Rev. A.L.Tilgner, from Wisconsin, succeeded Rev. Eisenmenger in 1887. He was a new man to the ministry, and this was his first charge, where he was ordained. He was well received, and probably had a better standing with the younger element than either of his predecessors. Up until this time, all services were in German, but our English Sunday School Class. During revivals, and other special occasions, some English sermons, and songs were sung. There had always been a few in our neighborhood who understood little, or no German, and for their sakes there had long been agitation for some English. Rev. Tilgner, who was German, also did well in English, so he accepted the call to our church. For several years there were both German and English services, but as the older members became fewer, and the younger members increased, German was dropped entirely. During his ministry, the church prospered, and a goodly number were added.

.In the spring of 1891, I moved away, and personal contact with the church ended, but not my interest. The church has been remodeled, and it's surroundings have changed. But most of all the people have changed. Few of the old members are still living, and most of the younger members are strangers to me, but a visit to the old home church is still a joyful occasion.

I touched only a few high spots that came to mind, to tell of the hardships, and discouragement endured by a little handful of faithful consecrated workers who organized and built up the church and kept it going in it's early years.

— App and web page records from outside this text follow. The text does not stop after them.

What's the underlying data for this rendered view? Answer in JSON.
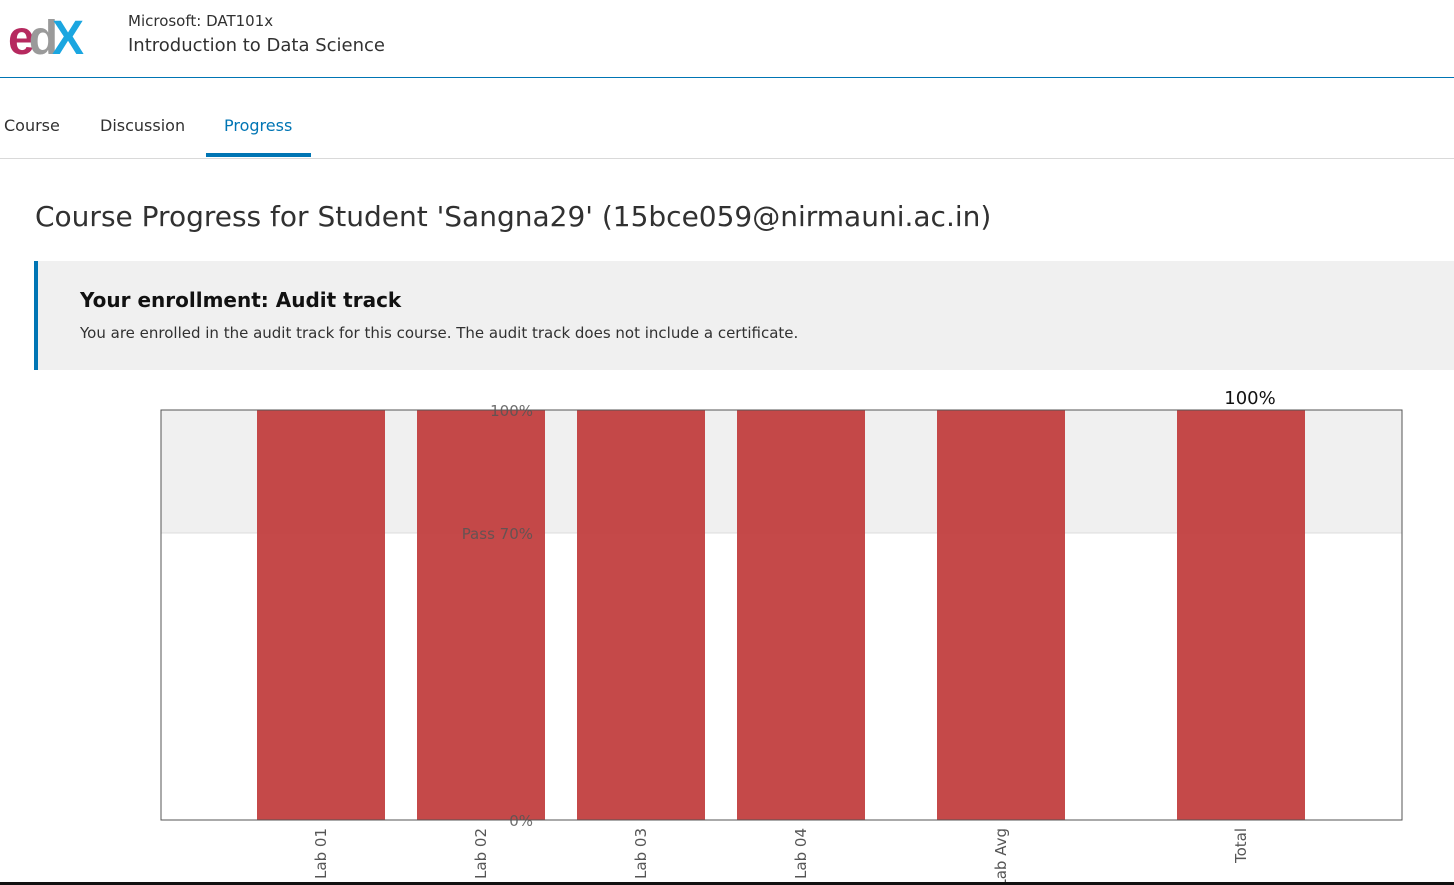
{
  "header": {
    "logo_text": "edX",
    "course_org": "Microsoft: DAT101x",
    "course_name": "Introduction to Data Science"
  },
  "tabs": [
    {
      "label": "Course",
      "active": false
    },
    {
      "label": "Discussion",
      "active": false
    },
    {
      "label": "Progress",
      "active": true
    }
  ],
  "page": {
    "title": "Course Progress for Student 'Sangna29' (15bce059@nirmauni.ac.in)"
  },
  "banner": {
    "title": "Your enrollment: Audit track",
    "text": "You are enrolled in the audit track for this course. The audit track does not include a certificate."
  },
  "colors": {
    "accent": "#0075b4",
    "bar": "#c0393a",
    "pass_band": "#f0f0f0"
  },
  "chart_data": {
    "type": "bar",
    "categories": [
      "Lab 01",
      "Lab 02",
      "Lab 03",
      "Lab 04",
      "Lab Avg",
      "Total"
    ],
    "values": [
      100,
      100,
      100,
      100,
      100,
      100
    ],
    "ylim": [
      0,
      100
    ],
    "y_tick_labels": [
      {
        "value": 100,
        "label": "100%"
      },
      {
        "value": 70,
        "label": "Pass 70%"
      },
      {
        "value": 0,
        "label": "0%"
      }
    ],
    "pass_threshold": 70,
    "total_label": "100%"
  }
}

To tell it all would sound like fiction to the present generation and would make a long story. There were no smooth, hard-surfaced roads, and men, women, and children, often walked four or more miles to get to church, while carrying small children. Ministers traveled winter's cold, storms, and snow, as well as summer's heat, mud, dust, and stones, going many miles between their charges on horseback, sled, or buggy. It was hard, hard work, and little pay, but they had their satisfaction in knowing they were doing the Lord's work, and that their names were written in a book up in Heaven, where a rich reward will be given to all who have kept the faith, and worked so faithfully that others might live here in Pleasant Valley and go to church.